Those four days have taken their rightful place in the history books, but what if you don't like to read history? Well, then you might want to give Chicago 10 a try. As tense and chaotic as the events themselves, Brett Morgen's documentary is founded on the principle that today's youth (his projected audience, he says) are willing to hear about yesterday's youth as long as you speak to them in today's language. Nobody needs another talking-heads conclave about "the Sixties," so Morgen has gone creative on us, combining more found footage than I knew existed with an animated docudrama of the conspiracy trial that followed the events in August. "History repeating itself as farce," some said about the show trial of the century, where Abbie Hoffman and Jerry Rubin took pot shots at the American justice system. Needless to say, the American justice system took some shots of its own.
And until now, all we've had were the 22,000 pages of transcripts, this particular episode of the revolution not having been televised. But Morgen has turned it into a political cartoon, which, in a way, it already was. For Hoffman and Rubin more or less invented guerrilla theater on the spot, showing up in court wearing judicial robes one day and then, when ordered to remove them, revealing the police uniforms they had on underneath. How'd they get away with it? They didn't. All the defendants, plus their two lawyers (hence the Chicago 10), were cited for contempt. And Bobby Seale, for insisting on his right to defend himself, was chained to his seat and gagged. So much for order in the court, and by animating the proceedings Morgen has brought out the trial's Looney Tunes quality. But the stop-motion animation itself is rather stiff, which is surely not how it felt to sit in that courtroom.
Otherwise, Morgen does a pretty good job of meshing how things must have felt back then with how things feel from here. He puts Eminem, the Beastie Boys and Rage Against the Machine on the soundtrack instead of those golden oldies we're so used to hearing, and the effect is surprisingly moving, the way it ties the two generations together.
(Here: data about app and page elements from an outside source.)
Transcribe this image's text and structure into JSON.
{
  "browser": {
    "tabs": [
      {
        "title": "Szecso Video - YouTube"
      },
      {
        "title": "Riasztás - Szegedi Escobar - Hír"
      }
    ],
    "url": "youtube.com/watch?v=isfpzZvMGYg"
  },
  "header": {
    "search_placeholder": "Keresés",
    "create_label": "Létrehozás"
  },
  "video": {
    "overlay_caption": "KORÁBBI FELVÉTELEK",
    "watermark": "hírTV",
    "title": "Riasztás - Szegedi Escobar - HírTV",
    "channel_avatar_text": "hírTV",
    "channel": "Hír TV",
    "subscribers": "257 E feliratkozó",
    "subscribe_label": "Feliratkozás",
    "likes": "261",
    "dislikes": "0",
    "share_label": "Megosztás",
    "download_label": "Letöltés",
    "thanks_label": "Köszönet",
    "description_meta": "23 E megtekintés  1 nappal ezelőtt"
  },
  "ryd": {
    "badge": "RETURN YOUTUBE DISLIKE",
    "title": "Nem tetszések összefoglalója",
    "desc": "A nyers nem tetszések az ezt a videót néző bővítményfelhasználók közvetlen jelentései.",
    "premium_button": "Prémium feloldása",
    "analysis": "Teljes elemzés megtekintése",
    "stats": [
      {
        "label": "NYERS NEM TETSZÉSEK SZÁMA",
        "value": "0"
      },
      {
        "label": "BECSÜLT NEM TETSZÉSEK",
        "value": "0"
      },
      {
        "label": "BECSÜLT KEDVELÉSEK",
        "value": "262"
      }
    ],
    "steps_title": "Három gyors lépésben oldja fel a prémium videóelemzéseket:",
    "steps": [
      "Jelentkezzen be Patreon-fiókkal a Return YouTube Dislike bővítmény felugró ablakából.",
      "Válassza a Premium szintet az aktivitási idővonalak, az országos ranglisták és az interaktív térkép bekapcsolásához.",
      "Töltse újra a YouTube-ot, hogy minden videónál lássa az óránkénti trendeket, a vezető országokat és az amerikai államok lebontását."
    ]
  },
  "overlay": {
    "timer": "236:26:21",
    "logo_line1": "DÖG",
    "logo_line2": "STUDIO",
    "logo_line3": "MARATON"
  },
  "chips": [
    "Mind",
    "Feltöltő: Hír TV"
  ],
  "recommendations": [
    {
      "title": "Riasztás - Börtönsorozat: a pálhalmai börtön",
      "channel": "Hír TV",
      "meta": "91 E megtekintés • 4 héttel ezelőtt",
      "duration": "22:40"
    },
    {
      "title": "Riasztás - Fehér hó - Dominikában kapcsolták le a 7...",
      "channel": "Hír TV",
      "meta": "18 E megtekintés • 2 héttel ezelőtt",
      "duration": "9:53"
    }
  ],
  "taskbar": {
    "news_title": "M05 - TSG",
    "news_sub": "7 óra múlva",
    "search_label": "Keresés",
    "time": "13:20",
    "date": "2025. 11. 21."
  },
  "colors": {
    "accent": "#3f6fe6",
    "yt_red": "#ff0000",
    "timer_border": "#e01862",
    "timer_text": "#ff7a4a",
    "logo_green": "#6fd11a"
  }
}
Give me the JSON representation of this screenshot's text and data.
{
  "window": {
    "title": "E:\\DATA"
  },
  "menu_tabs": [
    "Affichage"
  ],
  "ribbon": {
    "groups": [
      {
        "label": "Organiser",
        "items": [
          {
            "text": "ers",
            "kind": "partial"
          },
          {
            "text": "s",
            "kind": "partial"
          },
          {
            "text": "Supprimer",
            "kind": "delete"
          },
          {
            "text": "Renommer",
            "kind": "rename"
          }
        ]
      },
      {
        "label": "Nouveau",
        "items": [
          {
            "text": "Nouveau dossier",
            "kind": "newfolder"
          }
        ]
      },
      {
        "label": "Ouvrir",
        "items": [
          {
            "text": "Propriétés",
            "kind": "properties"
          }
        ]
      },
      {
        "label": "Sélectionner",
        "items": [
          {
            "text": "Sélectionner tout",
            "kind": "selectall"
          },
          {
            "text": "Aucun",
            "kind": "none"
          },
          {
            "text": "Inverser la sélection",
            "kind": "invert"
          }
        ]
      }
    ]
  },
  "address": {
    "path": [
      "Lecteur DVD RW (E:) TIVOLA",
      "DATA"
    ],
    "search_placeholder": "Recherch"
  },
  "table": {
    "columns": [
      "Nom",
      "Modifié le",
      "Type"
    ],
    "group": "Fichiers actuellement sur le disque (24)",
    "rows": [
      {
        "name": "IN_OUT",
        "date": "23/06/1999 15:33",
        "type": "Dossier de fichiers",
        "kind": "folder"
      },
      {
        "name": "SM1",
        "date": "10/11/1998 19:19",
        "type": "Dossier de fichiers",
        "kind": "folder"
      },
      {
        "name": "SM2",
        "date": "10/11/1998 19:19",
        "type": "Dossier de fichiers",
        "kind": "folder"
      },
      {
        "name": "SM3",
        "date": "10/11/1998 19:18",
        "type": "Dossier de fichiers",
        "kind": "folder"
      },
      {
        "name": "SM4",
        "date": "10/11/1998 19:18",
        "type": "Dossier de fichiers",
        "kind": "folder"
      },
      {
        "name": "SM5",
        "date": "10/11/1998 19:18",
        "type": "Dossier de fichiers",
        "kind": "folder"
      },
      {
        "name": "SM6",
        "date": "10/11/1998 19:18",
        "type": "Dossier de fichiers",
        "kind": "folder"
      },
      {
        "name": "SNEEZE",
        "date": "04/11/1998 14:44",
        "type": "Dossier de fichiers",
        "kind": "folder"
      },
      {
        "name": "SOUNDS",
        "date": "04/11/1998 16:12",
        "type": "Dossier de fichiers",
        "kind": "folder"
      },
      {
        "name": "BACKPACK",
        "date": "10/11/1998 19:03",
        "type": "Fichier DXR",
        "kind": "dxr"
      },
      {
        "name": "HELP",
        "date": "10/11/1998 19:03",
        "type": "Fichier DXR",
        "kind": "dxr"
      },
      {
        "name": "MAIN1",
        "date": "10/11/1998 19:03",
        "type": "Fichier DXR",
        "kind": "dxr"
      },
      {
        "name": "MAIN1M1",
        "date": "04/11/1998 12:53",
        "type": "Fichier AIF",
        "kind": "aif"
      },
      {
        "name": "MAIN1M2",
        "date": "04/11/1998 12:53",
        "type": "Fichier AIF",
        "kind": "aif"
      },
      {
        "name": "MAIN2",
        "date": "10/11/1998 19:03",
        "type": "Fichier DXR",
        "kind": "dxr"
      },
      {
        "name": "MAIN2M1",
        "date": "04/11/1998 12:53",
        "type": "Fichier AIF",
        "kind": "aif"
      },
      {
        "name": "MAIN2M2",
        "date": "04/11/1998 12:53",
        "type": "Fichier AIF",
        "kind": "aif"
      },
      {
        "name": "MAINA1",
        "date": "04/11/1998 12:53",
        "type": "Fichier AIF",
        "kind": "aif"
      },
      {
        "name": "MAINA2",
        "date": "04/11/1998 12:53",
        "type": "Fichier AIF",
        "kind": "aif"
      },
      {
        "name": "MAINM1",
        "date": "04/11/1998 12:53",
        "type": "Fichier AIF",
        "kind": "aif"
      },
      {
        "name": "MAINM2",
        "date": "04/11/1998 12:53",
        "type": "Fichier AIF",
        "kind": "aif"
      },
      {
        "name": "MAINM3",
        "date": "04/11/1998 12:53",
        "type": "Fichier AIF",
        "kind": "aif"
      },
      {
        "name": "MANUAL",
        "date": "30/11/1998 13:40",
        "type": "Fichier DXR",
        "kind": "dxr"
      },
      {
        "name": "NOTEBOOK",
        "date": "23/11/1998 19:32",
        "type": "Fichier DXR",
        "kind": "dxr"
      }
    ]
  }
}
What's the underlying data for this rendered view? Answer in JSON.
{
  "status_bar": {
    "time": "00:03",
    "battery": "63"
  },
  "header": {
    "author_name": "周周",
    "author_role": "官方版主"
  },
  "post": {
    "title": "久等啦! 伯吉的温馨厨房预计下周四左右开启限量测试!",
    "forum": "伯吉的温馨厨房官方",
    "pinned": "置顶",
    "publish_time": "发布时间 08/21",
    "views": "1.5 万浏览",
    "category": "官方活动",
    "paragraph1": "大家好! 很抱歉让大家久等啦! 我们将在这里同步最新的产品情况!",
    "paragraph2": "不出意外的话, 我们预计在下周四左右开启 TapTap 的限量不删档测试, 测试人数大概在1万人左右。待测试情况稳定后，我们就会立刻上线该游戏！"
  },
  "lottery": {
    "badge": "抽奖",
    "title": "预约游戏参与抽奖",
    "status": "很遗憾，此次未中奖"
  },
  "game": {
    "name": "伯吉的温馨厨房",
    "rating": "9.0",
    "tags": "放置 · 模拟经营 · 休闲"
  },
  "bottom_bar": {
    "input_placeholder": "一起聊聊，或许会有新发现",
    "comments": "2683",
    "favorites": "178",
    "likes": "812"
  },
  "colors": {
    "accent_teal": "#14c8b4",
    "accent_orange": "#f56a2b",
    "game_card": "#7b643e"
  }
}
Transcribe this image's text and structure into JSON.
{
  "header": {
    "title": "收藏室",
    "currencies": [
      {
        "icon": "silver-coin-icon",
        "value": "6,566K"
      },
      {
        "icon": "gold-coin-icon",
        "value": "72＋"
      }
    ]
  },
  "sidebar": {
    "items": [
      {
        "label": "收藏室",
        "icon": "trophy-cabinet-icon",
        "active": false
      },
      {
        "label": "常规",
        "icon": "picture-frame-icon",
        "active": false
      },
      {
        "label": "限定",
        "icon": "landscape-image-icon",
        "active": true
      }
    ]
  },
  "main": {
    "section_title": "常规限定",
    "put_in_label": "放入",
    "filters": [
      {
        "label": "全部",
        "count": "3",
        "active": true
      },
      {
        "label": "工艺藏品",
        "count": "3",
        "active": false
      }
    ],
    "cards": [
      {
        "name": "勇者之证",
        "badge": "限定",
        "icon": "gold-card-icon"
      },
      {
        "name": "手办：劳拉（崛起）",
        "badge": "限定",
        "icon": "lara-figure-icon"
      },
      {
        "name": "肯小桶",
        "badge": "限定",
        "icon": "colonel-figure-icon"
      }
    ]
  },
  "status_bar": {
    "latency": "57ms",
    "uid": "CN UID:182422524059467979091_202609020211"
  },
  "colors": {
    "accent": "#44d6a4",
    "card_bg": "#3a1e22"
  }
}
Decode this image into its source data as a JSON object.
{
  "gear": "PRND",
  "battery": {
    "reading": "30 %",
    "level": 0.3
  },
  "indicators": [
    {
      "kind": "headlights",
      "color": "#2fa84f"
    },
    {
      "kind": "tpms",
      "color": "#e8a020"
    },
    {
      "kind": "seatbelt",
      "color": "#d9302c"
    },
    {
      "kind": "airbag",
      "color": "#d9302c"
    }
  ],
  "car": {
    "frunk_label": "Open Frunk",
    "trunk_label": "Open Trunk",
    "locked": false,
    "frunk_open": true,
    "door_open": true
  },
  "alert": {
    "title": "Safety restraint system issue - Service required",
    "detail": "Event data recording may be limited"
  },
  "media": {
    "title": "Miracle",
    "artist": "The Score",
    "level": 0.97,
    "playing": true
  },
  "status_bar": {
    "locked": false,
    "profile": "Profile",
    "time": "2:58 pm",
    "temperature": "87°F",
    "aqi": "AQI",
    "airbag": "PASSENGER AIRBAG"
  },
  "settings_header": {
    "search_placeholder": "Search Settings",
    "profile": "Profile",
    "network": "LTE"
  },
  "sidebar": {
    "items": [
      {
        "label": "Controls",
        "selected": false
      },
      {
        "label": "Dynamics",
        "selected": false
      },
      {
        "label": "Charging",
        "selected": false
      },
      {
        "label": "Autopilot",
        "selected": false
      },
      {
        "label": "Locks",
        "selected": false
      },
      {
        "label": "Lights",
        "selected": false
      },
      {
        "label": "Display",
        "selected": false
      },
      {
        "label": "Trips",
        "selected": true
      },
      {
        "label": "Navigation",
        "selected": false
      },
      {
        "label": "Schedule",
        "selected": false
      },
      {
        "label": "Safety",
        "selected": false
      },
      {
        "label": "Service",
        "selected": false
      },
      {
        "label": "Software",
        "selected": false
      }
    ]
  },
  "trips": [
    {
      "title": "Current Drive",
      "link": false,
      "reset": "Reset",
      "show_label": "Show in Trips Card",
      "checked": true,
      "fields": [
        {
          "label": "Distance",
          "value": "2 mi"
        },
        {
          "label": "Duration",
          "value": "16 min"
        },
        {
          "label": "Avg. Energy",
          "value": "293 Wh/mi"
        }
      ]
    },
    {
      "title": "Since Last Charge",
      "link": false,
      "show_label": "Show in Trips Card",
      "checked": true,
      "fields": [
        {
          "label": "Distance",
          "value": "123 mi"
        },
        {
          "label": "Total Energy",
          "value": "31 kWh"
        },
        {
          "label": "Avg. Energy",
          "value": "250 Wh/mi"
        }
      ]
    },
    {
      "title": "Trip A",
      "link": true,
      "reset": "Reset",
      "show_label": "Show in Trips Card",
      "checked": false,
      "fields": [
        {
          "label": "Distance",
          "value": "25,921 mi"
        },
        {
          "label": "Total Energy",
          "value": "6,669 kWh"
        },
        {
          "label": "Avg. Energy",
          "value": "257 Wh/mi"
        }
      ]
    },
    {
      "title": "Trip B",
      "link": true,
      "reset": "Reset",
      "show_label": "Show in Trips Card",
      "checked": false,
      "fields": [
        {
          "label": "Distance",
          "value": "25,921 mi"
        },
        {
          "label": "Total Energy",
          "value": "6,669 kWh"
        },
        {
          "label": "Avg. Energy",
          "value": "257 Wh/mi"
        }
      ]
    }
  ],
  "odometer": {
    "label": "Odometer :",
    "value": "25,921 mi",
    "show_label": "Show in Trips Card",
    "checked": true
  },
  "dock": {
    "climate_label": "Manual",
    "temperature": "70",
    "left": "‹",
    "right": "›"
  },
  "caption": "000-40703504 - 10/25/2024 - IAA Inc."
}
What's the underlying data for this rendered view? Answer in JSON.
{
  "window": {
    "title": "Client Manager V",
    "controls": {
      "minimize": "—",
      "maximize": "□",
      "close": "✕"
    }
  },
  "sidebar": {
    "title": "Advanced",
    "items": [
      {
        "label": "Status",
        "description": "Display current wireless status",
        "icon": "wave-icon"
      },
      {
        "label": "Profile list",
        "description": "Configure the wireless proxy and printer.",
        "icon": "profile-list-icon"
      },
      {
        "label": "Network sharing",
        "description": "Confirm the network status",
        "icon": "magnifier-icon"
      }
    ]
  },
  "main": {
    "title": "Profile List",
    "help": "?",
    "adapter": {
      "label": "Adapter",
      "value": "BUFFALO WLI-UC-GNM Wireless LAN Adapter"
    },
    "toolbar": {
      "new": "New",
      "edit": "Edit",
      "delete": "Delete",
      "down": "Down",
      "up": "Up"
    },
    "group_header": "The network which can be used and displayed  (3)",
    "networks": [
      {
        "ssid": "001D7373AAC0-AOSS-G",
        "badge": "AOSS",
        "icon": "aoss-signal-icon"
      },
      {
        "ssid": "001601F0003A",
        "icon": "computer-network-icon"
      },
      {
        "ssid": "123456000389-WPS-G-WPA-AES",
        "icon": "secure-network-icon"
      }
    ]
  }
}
At its best moments, Chicago 10 feels like a drug-induced fantasia - an acid trip down Memory Lane, with moments of pure Ecstasy.